Then, with an air of doomsday pessimism, the Supervisor warned Enfield could soon find itself testing not just that one employee, but everybody.
“The other thing,” said Redmond, “is that we have Delta variants, which we all know is coming around and making even vaccinated people less likely to be protected.” The Supervisor continued, “And they’re saying the Lambda and Epsilon variants [that] are coming now are not covered by the vaccine at all. So, we’re all really at risk here. And are we all going to get weekly tested? Are we going to bill that to the Town? Where does this stop? We don’t have the money to be doing this. We just don’t.”
The two remaining attending members of the Enfield Board waited until the discussion’s end to speak. And both voiced caution. Councilperson James Ricks feared the policy could be “setting a dangerous precedent,” where first one person incurs the testing expense, and then it becomes “two or three or four people also.”
Councilperson Jude Lemke, at her turn, worried about forthcoming booster shots, inoculations recommended well after the Board’s meeting by federal authorities so as to supplement the original shots after eight months’ time.
“What if they come out and say you need a booster?” Lemke asked. “Now suddenly, are you going to pay for the booster?”
I counted noses. “I don’t think I’ve got the votes for it tonight,” I conceded. But again, that’s Democracy; majority rules. I agreed we needed a cooling-off moment; a time to regroup and allow fact to replace supposition. I requested—and secured—my motion’s tabling until September.
“I think we need to refine it,” I said of my proposal. “I think there’s some revision we ought to do on it. “Maybe we don’t want to do it at all.”

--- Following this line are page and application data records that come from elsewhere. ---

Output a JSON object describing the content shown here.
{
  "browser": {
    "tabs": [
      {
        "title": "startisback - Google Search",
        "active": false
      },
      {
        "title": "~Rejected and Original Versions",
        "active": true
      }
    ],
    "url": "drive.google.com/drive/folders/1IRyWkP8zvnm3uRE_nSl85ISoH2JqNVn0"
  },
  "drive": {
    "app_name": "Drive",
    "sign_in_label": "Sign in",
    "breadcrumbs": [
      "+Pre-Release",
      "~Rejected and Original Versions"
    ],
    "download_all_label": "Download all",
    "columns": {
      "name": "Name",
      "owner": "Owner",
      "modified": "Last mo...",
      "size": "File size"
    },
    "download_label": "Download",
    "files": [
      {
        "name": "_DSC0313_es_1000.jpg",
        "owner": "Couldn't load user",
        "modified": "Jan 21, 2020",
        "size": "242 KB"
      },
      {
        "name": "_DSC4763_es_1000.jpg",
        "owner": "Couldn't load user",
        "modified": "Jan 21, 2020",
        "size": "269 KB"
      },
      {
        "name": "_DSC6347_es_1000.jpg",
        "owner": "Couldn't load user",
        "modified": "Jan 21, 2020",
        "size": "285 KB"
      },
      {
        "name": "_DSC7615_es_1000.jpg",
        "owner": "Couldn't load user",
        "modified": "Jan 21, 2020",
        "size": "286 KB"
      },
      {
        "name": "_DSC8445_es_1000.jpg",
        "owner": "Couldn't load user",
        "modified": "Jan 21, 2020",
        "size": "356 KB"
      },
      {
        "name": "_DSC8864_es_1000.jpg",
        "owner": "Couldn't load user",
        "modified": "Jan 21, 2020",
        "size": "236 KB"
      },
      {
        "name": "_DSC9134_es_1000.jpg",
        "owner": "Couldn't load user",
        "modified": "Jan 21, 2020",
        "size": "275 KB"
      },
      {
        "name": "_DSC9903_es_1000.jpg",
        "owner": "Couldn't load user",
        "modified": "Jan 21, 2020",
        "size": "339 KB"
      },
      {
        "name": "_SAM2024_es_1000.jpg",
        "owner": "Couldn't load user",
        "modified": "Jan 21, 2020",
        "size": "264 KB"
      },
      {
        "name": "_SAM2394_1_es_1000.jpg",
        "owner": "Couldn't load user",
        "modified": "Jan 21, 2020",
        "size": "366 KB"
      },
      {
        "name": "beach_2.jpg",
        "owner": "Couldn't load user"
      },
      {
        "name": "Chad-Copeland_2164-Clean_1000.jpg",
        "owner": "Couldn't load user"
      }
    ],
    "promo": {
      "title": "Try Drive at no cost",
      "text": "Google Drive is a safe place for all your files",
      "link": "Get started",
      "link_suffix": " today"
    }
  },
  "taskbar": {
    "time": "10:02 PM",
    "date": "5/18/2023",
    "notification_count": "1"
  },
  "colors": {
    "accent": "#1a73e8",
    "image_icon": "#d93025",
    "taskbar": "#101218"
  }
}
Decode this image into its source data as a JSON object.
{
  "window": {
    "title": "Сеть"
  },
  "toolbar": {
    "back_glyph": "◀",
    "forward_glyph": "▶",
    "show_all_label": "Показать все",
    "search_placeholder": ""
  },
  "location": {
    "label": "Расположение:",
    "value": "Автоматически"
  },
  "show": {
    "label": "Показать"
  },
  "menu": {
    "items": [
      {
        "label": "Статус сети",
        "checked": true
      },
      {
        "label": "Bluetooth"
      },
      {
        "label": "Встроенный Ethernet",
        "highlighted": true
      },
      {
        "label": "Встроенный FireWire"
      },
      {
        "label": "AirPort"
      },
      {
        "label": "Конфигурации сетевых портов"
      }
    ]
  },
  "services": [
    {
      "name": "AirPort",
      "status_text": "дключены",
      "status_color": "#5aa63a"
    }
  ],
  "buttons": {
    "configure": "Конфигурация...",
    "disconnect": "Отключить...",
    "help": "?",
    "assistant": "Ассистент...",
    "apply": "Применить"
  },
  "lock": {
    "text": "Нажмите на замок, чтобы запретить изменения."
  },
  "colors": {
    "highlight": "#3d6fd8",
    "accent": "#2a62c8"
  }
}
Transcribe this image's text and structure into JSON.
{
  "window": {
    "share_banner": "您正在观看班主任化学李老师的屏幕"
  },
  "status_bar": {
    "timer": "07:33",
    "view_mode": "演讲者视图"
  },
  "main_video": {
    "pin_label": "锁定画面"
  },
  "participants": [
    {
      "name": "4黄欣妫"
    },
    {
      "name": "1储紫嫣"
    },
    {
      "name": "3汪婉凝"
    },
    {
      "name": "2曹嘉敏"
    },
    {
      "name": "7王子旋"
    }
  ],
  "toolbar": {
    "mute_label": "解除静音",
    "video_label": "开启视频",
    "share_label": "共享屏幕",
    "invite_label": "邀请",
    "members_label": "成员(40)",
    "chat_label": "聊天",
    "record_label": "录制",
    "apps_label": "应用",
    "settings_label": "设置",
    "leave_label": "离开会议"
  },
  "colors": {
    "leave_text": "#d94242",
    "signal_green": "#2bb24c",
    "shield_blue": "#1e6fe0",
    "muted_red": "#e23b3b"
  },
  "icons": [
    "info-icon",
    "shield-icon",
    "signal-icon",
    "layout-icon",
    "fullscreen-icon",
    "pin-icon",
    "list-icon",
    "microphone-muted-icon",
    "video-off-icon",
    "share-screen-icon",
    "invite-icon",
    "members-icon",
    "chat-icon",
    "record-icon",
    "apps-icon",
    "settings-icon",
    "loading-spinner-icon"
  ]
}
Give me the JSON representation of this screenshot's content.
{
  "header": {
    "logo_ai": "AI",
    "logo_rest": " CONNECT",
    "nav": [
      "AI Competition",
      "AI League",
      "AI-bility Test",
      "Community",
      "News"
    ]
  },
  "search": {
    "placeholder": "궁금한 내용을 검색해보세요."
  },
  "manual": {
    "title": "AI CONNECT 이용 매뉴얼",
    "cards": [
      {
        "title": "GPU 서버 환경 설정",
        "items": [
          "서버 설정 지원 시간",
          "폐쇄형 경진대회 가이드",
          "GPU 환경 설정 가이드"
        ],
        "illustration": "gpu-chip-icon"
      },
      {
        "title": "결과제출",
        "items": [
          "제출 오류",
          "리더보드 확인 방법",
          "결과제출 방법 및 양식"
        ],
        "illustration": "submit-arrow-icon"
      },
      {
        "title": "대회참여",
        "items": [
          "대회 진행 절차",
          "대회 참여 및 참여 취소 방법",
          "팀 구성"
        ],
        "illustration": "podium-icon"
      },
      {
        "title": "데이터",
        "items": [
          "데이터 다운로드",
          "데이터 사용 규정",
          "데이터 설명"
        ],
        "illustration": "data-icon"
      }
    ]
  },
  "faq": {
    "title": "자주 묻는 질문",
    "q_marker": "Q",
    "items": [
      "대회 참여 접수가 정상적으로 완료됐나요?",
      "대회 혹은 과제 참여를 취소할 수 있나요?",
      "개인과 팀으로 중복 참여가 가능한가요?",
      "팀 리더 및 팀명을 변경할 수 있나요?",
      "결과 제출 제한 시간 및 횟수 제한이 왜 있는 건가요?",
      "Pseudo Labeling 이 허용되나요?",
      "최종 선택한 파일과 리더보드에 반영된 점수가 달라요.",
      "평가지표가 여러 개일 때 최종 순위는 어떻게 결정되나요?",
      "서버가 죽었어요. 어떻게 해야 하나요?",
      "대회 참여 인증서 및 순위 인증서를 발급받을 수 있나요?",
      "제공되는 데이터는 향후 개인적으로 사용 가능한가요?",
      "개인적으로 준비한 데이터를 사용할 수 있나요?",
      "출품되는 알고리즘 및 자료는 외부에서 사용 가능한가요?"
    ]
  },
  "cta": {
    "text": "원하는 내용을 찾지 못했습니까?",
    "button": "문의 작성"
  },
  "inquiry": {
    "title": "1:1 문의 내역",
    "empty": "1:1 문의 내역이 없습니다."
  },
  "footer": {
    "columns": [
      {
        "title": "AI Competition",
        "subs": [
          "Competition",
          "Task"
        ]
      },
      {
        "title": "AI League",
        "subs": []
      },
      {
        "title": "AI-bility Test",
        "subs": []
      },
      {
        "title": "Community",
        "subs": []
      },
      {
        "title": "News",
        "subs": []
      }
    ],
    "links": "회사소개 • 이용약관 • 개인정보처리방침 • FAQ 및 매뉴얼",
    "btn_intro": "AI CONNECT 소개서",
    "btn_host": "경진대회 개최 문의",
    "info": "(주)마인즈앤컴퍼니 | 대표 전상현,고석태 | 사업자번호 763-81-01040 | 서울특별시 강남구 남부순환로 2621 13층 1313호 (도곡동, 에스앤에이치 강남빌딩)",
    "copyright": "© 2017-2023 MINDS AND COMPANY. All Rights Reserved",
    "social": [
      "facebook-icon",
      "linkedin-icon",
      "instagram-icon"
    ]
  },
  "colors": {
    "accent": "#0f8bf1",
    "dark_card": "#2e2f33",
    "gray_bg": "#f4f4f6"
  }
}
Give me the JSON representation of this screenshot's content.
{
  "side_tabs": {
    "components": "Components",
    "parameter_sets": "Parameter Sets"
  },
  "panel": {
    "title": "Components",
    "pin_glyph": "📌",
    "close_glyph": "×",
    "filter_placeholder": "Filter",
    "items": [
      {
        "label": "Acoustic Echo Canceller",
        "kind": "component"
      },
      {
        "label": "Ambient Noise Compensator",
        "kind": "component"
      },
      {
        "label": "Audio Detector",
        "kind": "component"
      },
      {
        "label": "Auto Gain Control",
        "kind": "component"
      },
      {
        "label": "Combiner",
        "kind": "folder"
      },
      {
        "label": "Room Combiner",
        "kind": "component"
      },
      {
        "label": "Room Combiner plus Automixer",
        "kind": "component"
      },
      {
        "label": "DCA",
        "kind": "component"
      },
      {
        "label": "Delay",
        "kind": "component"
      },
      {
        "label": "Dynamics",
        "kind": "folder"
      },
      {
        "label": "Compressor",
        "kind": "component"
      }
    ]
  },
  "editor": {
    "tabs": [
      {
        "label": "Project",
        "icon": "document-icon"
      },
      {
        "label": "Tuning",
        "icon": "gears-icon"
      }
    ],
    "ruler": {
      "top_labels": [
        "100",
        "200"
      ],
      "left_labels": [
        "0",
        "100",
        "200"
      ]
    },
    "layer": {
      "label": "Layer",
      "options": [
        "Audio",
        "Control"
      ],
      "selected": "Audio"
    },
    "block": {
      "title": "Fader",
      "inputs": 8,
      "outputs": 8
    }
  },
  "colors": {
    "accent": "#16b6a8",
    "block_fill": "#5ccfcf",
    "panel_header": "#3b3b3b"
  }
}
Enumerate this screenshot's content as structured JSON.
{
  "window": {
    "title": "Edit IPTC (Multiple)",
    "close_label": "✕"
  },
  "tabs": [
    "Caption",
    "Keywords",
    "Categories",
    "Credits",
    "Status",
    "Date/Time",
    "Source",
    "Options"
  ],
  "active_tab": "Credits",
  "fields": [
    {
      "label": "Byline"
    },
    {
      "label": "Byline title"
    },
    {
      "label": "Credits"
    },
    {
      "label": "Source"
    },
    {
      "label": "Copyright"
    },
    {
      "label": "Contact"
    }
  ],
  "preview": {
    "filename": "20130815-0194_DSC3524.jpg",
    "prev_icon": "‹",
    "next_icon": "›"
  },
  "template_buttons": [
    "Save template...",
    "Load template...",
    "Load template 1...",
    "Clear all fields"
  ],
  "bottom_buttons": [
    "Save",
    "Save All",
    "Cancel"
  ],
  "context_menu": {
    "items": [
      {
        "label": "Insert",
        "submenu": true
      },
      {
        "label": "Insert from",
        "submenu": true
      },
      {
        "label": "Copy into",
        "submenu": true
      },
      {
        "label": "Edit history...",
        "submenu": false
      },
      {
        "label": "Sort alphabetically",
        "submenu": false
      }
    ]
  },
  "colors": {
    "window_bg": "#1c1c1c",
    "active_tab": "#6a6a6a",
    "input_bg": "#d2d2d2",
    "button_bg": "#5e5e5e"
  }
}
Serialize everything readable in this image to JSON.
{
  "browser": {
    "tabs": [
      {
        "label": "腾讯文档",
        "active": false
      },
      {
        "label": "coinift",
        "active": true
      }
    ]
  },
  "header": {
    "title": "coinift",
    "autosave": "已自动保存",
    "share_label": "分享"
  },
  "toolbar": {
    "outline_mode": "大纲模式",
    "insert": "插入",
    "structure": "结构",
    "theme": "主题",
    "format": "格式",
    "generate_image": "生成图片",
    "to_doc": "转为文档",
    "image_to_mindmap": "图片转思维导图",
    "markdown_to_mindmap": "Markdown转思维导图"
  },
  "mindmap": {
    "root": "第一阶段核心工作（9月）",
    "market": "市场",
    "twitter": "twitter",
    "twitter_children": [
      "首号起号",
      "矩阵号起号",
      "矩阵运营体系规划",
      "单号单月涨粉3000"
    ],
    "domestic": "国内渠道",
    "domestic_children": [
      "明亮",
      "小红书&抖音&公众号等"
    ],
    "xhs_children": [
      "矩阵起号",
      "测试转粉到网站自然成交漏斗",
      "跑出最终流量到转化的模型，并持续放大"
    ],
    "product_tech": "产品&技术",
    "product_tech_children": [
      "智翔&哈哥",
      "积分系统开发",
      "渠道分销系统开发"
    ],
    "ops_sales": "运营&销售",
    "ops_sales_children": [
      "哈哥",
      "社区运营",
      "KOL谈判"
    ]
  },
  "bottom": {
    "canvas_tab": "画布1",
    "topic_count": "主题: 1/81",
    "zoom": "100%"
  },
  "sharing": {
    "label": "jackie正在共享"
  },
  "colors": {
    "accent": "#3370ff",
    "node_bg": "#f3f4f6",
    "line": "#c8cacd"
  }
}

These are the wild western hills. And frankly, unless minds and hearts change considerably between now and September 8th—or some higher strata of government issues an edict—I’d wager that my Resolution’s most likely repository will be Enfield democracy’s dust bin. If so, then let it live there. The people’s representatives, no matter how indelicately their ranks have been filled lately, will have decided. Still, expect me to cast my own vote as conscience dictates.
I seek the truth, not a political win. Is the Supervisor right or am I? Does our nurse-attendee or does Dr. Klepack employ the best facts and draw the correct conclusion? I simply don’t know for sure. And until I do, I, too, hesitate.
On Friday, August 20th, I wrote Tompkins County’s Public Health Director, Frank Kruppa, summarizing our Board’s discussion. I quoted public comment. I asked pointed questions.
Citing the critical assertions aired at our Board’s meeting and contrasting them with the CDC’s late-July report, I wrote the Director, “I find no support for that position in the credible literature.” I continued:
“To draw this contrary conclusion would place the vaccinated population no safer from catching COVID than before vaccines became available. Vaccines would only prevent one from getting sicker and dying from the disease. If the stated suppositions prove accurate, they’d place the pandemic’s prevention in a whole different light.”
So, here we are. We counterbalance this Councilperson’s concern for coworker and constituent safety based on the science he’s been told is accurate, against the more skeptical view of those doubting Pfizer’s or Moderna’s ability to stave off a post-vaccination infection. Add to the debate a preference by some to save on buying test kits for the sake of balancing the budget.
One last nugget gleaned from our hot August session. While some in Enfield may be wary of the conclusions health officials have drawn, the Town’s Highway Superintendent, Barry (Buddy) Rollins, faults the Town in its penchant for frugality.
“You’re worried about money,” Rollins admonished the Town Board that night. “That don’t wash with me, either. The Town Board’s worried about money paying for it. The County already set a precedent. I don’t know about the other towns paying for it. So find the money somewhere.”
Remember: There ain’t no good guy; there ain’t no bad guy. There’s just you and me… and Enfield. Welcome home.